* **Data provided**:

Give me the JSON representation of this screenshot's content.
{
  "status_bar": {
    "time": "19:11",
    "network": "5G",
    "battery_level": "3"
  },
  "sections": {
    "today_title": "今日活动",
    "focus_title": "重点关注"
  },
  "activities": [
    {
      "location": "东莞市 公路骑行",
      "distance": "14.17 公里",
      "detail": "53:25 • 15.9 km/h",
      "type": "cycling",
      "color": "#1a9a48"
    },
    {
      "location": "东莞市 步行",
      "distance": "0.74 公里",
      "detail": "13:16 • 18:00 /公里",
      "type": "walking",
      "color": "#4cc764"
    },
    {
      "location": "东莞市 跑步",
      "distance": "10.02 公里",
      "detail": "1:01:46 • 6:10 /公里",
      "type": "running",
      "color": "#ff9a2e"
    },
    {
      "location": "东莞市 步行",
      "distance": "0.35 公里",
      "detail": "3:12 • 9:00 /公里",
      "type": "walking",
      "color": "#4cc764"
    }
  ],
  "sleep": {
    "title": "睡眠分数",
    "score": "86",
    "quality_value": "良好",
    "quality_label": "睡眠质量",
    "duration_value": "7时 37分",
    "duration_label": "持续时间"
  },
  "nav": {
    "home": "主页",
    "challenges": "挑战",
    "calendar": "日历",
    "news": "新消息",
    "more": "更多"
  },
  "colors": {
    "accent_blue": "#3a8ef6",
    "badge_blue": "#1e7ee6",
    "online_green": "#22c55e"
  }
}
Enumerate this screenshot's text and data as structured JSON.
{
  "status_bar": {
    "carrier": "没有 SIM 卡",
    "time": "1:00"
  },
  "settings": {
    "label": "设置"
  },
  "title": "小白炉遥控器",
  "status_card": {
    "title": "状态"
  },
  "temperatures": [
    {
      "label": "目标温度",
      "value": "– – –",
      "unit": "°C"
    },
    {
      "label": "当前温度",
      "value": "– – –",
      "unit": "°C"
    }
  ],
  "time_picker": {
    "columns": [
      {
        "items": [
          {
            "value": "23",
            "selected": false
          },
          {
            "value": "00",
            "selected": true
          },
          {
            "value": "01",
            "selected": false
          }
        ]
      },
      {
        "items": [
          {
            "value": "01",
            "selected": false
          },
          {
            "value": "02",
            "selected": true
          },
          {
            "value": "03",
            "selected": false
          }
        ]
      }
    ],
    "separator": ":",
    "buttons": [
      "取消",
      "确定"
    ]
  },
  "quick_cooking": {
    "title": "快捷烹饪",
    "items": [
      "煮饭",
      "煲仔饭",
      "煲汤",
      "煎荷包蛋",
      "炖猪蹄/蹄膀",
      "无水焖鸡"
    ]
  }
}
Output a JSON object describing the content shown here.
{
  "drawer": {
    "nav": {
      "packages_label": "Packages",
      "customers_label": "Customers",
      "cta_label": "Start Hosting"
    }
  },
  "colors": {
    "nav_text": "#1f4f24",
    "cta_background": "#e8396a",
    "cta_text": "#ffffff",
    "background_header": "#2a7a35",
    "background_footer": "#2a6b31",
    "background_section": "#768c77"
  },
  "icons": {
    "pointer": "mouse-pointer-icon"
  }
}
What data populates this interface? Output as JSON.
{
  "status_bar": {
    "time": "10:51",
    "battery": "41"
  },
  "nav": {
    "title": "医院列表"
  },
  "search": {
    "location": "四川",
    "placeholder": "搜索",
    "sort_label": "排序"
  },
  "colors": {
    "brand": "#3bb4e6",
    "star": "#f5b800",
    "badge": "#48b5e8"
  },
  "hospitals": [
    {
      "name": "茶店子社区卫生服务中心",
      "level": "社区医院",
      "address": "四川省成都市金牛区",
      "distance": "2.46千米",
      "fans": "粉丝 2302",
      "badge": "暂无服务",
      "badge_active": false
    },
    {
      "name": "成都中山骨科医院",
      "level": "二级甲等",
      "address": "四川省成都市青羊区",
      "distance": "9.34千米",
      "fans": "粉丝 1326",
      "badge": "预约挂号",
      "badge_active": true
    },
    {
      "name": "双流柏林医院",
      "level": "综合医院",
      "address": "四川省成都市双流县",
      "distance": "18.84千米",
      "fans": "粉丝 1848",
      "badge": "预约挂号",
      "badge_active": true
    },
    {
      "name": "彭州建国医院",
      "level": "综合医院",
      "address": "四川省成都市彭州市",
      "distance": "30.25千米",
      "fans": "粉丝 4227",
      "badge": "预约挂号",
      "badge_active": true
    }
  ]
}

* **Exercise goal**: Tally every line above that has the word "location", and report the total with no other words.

* **Solution for this problem**: 5